advice :Our father he hath writ, so hath our sister, Of differences, which I best thought it fit To answer from our home; the several messengers From hence attend despatch. Our good old friend, Lay comforts to your bosom; and bestow Your needful counsel to our business, Which craves the instant use. Glo.
I serve you, madam: Your graces are right welcome.
Before Gloster's Castle.
Enter Kent and Steward, severally.
Kent. If I had thee in Lipsbury pinfold, I would make thee care for me.
Stew. Why dost thou use me thus? I know thee not. Kent. Fellow, I know thee.
Stew. What dost thou know me for ?
Kent. A knave; a rascal, an eater of broken meats; a base, proud, shallow, beggarly, three-suited, hundred-pound, filthy worsted-stocking knave; a lily-liver'd, action-taking knave; a whorson, glassgazing, superserviceable, finical rogue; one-trunkinheriting slave; one that would'st be a bawd, in way of good-service, and art nothing but the composition of a knave, beggar, coward, pandar, and the son and heir of a mongrel bitch : one whom I will beat into clamorous whining, if thou deny'st the least syllable of thy addition.
Stew. Why, what a monstrous fellow art thou, thus to rail on one, that is neither known of thee, nor knows thee?
Kent. What a brazen-faced varlet art thou, to deny thou know'st me? Is it two days ago, since I tripp'd up thy heels, and beat thee, before the king? Draw, you rogue: for, though it be night, the moon shines; I'll make a sop o’the moonshine of you : Draw, you whorson cullionly barber-monger, draw.
[Drawing his Sword. Stew. Away; I have nothing to do with thee.
Kent. Draw, you rascal: you come with letters against the king; and take vanity' the puppet's part, against the royalty of her father : Draw, you rogue, or I'll so carbonado
your shanks :
:-draw, you rascal ; come your ways.
Stew. Help, ho! murder ! help!
Kent. Strike, you slave; stand, rogue, stand; you neat slave, strike.
7 A character in the old moralities.
Stew. Help, hó! murder! murder!
Enter EDMUND, CORNWALL, REGAN, GLOSTER,
Edm. How now? What's the matter art.
Kent. With you, goodman boy, if you please; come, I'll flesh you; come on, young master.
Glo. Weapons! arms! What's the matter here?
Corn. Keep peace, upon your lives ;
Reg. The messengers from our sister and the king.
Kent. No marvel, you have so bestirr'd your valour. You cowardly rascal, nature disclaims in thee; a tailor made thee.

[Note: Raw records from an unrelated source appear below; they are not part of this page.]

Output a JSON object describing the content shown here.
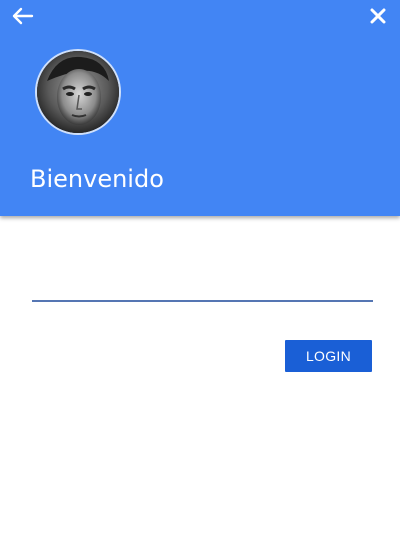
{
  "header": {
    "background": "#4285f4",
    "back_icon": "arrow-left-icon",
    "close_icon": "close-icon",
    "avatar": "profile-photo",
    "welcome_text": "Bienvenido"
  },
  "form": {
    "input_value": "",
    "input_placeholder": "",
    "login_label": "LOGIN",
    "button_color": "#1a5fd6",
    "underline_color": "#5576b3"
  }
}
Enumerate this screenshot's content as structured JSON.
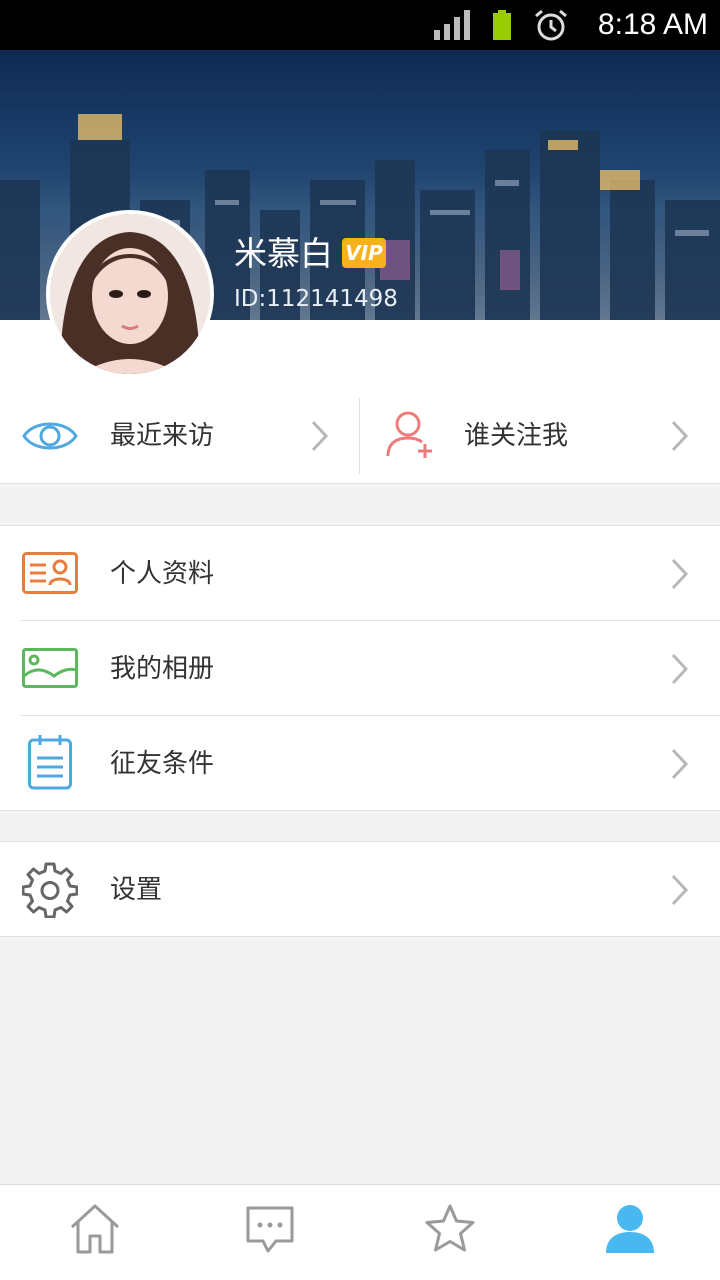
{
  "status_bar": {
    "time": "8:18 AM"
  },
  "profile": {
    "name": "米慕白",
    "vip_label": "VIP",
    "id_text": "ID:112141498"
  },
  "quick_actions": [
    {
      "label": "最近来访",
      "icon": "eye-icon"
    },
    {
      "label": "谁关注我",
      "icon": "add-user-icon"
    }
  ],
  "menu_items": [
    {
      "label": "个人资料",
      "icon": "profile-card-icon"
    },
    {
      "label": "我的相册",
      "icon": "photo-album-icon"
    },
    {
      "label": "征友条件",
      "icon": "notepad-icon"
    }
  ],
  "settings": {
    "label": "设置",
    "icon": "gear-icon"
  },
  "tabs": [
    {
      "icon": "home-icon",
      "active": false
    },
    {
      "icon": "chat-icon",
      "active": false
    },
    {
      "icon": "star-icon",
      "active": false
    },
    {
      "icon": "person-icon",
      "active": true
    }
  ],
  "colors": {
    "accent_blue": "#4fa8e0",
    "icon_orange": "#e87e3e",
    "icon_green": "#5cb85c",
    "icon_pink": "#ee7b7b",
    "vip_gold": "#f5b21c",
    "active_tab": "#4ab8f0"
  }
}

Corn. Thou art a strange fellow : a tailor make a man ?
Kent. Ay, a tailor, sir; a stone-cutter, or a painter, could not have made him so ill, though they had been but two hours at the trade.
Corn. Speak yet, how grew your quarrel?

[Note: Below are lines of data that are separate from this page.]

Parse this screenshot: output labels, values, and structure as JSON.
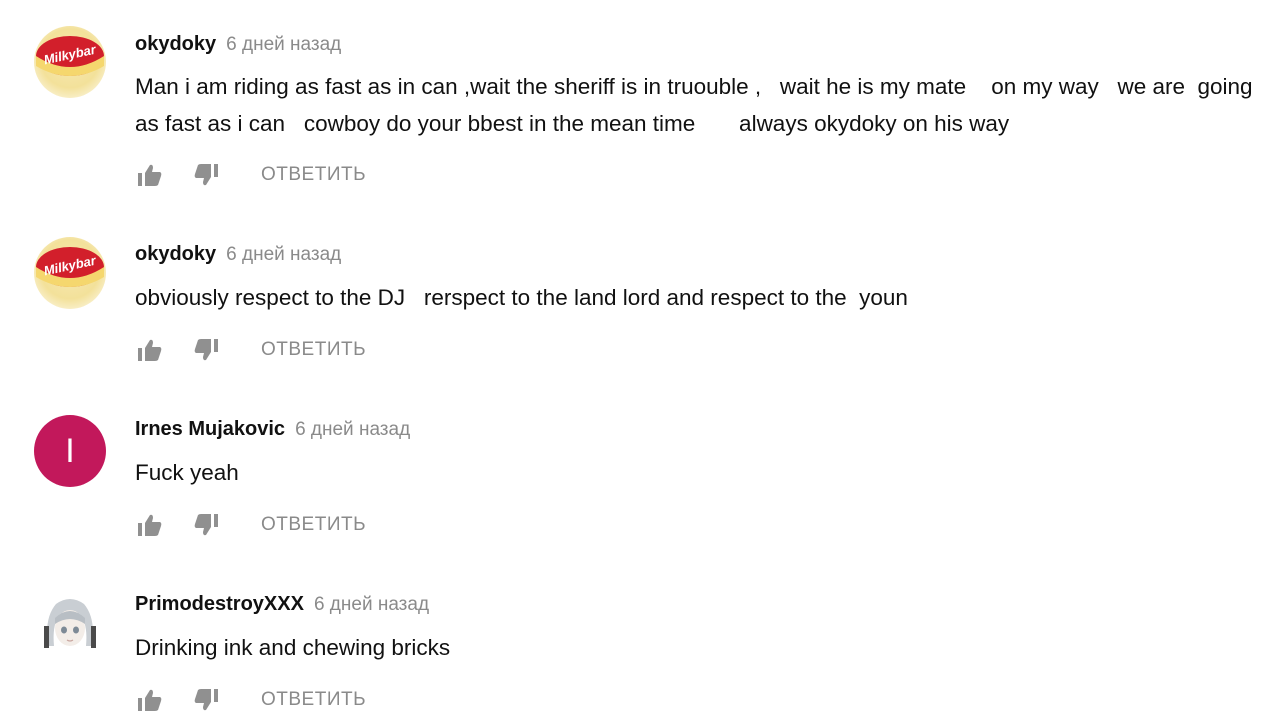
{
  "comments": [
    {
      "author": "okydoky",
      "time": "6 дней назад",
      "text": "Man i am riding as fast as in can ,wait the sheriff is in truouble ,   wait he is my mate    on my way   we are  going as fast as i can   cowboy do your bbest in the mean time       always okydoky on his way",
      "reply_label": "ОТВЕТИТЬ",
      "avatar_icon": "milkybar-avatar",
      "avatar_logo": "Milkybar"
    },
    {
      "author": "okydoky",
      "time": "6 дней назад",
      "text": "obviously respect to the DJ   rerspect to the land lord and respect to the  youn",
      "reply_label": "ОТВЕТИТЬ",
      "avatar_icon": "milkybar-avatar",
      "avatar_logo": "Milkybar"
    },
    {
      "author": "Irnes Mujakovic",
      "time": "6 дней назад",
      "text": "Fuck yeah",
      "reply_label": "ОТВЕТИТЬ",
      "avatar_letter": "I",
      "avatar_color": "#c2185b"
    },
    {
      "author": "PrimodestroyXXX",
      "time": "6 дней назад",
      "text": "Drinking ink and chewing bricks",
      "reply_label": "ОТВЕТИТЬ",
      "avatar_icon": "anime-girl-avatar"
    }
  ],
  "icons": {
    "like": "thumbs-up-icon",
    "dislike": "thumbs-down-icon"
  },
  "colors": {
    "meta_gray": "#8a8a8a",
    "icon_gray": "#909090"
  }
}
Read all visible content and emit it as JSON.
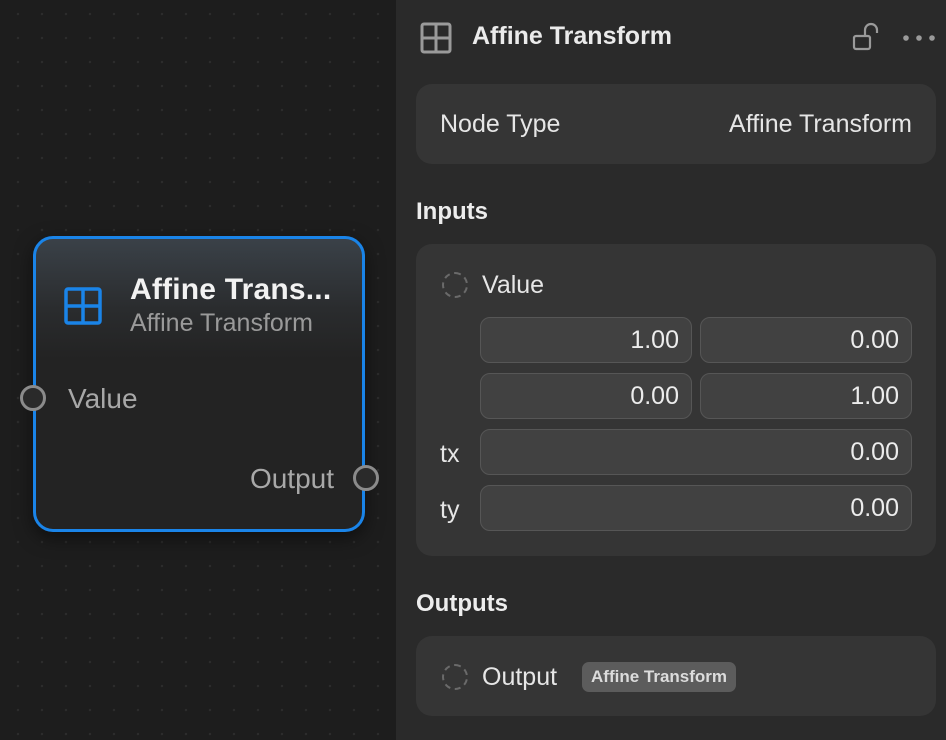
{
  "node": {
    "title": "Affine Trans...",
    "subtitle": "Affine Transform",
    "input_port_label": "Value",
    "output_port_label": "Output",
    "icon": "grid-icon",
    "accent_color": "#1a84e8"
  },
  "inspector": {
    "title": "Affine Transform",
    "icons": {
      "header": "grid-icon",
      "lock": "unlocked-padlock-icon",
      "more": "ellipsis-icon"
    },
    "node_type": {
      "label": "Node Type",
      "value": "Affine Transform"
    },
    "inputs": {
      "heading": "Inputs",
      "value_label": "Value",
      "matrix": [
        [
          "1.00",
          "0.00"
        ],
        [
          "0.00",
          "1.00"
        ]
      ],
      "tx": {
        "label": "tx",
        "value": "0.00"
      },
      "ty": {
        "label": "ty",
        "value": "0.00"
      }
    },
    "outputs": {
      "heading": "Outputs",
      "output_label": "Output",
      "output_type_badge": "Affine Transform"
    }
  }
}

Kent. Thou whorson zed! thou unnecessary letter! --My lord, if you will give me leave, I will tread this unbolted 8 villain into mortar, and daub the wall of a jakes 9 with him.—Spare my grey beard, you wagtail ?
Corn. Peace, sirrah!